PROBLEM TO SOLVE
Your task is to filter the entries and copy every line containing the string "Champs".

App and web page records
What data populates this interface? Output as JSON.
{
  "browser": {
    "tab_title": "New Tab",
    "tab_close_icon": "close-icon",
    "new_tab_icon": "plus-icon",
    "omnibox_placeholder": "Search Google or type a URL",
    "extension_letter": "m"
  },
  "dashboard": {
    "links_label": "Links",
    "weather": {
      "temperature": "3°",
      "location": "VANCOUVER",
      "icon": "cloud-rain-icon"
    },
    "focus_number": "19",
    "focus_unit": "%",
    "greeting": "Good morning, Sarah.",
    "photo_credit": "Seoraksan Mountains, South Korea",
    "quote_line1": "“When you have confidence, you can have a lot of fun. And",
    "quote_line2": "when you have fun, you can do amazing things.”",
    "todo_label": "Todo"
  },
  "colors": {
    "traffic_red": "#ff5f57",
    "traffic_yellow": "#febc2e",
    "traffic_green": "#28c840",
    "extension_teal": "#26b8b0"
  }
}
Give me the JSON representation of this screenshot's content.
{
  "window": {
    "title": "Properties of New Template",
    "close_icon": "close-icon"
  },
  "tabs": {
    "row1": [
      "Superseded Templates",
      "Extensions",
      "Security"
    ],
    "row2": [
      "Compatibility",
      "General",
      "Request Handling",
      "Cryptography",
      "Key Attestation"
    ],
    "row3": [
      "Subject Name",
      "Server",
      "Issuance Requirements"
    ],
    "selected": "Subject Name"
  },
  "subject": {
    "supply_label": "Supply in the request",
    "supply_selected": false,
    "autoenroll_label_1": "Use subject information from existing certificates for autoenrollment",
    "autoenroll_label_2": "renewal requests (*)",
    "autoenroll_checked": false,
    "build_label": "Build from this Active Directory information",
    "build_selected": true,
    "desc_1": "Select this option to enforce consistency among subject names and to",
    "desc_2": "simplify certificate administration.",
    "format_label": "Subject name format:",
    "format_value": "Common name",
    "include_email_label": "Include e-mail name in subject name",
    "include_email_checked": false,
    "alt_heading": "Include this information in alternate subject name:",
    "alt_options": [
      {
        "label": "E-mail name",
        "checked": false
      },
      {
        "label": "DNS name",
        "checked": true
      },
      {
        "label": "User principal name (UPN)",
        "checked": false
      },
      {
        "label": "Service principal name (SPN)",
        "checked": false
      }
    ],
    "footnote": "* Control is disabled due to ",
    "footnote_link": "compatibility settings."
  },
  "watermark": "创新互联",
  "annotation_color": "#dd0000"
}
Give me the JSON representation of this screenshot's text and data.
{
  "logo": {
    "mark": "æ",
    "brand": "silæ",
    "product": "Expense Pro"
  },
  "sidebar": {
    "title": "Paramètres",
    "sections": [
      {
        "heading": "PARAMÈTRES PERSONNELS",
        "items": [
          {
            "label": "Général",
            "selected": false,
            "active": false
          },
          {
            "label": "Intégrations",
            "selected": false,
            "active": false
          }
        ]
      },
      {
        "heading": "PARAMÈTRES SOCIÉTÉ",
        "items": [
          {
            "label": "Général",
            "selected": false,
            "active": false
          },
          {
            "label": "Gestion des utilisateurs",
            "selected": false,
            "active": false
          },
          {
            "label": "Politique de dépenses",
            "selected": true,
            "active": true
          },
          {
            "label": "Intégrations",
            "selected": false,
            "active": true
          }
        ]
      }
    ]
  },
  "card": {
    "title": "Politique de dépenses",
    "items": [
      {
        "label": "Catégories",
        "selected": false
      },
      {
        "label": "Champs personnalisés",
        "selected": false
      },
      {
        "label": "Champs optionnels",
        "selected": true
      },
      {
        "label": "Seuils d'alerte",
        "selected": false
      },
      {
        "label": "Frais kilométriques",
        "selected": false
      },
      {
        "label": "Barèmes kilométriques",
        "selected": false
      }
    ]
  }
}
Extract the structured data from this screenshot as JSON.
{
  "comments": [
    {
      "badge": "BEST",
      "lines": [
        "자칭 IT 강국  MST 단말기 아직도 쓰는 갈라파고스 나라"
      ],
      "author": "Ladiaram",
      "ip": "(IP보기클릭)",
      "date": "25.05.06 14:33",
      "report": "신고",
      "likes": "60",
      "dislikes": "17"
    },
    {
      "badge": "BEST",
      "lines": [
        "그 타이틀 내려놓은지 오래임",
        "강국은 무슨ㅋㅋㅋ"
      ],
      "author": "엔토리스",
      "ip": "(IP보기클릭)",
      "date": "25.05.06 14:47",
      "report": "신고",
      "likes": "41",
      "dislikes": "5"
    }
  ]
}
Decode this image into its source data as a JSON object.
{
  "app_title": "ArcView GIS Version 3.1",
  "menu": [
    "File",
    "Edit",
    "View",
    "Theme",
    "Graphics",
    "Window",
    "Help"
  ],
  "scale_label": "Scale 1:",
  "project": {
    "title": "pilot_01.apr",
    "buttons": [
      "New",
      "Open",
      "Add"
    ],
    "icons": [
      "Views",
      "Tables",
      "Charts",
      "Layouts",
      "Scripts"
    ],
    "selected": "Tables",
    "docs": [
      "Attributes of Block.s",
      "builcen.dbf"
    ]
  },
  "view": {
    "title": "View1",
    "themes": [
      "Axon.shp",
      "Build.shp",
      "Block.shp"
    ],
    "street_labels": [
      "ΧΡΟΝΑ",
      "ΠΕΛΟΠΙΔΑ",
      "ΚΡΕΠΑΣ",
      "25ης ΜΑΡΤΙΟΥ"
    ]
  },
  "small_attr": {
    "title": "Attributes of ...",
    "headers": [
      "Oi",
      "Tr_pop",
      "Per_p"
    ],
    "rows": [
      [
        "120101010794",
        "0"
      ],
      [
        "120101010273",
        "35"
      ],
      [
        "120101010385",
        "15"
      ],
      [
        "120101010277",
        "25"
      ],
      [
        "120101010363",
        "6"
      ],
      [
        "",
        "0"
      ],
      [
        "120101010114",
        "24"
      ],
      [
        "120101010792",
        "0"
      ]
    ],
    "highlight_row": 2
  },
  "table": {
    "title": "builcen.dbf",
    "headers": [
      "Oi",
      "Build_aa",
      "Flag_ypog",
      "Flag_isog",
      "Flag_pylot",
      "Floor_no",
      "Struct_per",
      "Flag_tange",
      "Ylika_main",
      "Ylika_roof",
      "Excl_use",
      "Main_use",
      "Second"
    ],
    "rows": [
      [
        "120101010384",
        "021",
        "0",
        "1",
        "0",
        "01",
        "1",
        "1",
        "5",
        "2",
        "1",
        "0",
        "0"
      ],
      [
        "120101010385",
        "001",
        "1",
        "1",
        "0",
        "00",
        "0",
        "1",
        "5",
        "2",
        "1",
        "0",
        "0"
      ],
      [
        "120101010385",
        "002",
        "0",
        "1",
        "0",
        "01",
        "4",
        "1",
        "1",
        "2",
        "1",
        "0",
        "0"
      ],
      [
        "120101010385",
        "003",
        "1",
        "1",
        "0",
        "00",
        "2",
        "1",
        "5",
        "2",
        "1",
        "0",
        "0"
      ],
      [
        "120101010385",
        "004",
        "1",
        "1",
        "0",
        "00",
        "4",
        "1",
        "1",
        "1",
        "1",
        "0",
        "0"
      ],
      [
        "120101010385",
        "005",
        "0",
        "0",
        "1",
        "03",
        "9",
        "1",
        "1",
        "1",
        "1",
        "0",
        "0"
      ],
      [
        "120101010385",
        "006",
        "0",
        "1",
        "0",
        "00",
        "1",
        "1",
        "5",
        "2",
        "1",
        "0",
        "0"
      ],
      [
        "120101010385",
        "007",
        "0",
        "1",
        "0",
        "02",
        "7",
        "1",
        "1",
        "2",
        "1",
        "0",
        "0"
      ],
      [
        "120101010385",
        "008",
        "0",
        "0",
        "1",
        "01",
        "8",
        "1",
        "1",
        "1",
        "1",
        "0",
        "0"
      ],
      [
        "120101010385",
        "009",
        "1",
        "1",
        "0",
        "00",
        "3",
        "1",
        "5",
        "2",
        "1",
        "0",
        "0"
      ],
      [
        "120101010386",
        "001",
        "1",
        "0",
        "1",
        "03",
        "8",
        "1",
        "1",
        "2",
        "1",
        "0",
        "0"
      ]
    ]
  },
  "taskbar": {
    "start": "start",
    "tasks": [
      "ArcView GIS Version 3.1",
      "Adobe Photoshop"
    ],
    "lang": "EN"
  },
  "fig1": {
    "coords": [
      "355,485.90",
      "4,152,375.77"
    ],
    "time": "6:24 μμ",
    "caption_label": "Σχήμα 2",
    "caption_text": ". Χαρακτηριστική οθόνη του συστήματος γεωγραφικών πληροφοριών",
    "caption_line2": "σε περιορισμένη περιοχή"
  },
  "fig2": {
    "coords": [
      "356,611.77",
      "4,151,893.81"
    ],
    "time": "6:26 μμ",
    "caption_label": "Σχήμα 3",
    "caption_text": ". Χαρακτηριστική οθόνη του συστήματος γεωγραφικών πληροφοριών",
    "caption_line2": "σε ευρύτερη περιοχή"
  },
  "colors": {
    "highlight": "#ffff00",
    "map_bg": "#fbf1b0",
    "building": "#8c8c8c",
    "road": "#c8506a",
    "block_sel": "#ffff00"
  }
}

EXPECTED OUTPUT
        "label": "Champs personnalisés",
        "label": "Champs optionnels",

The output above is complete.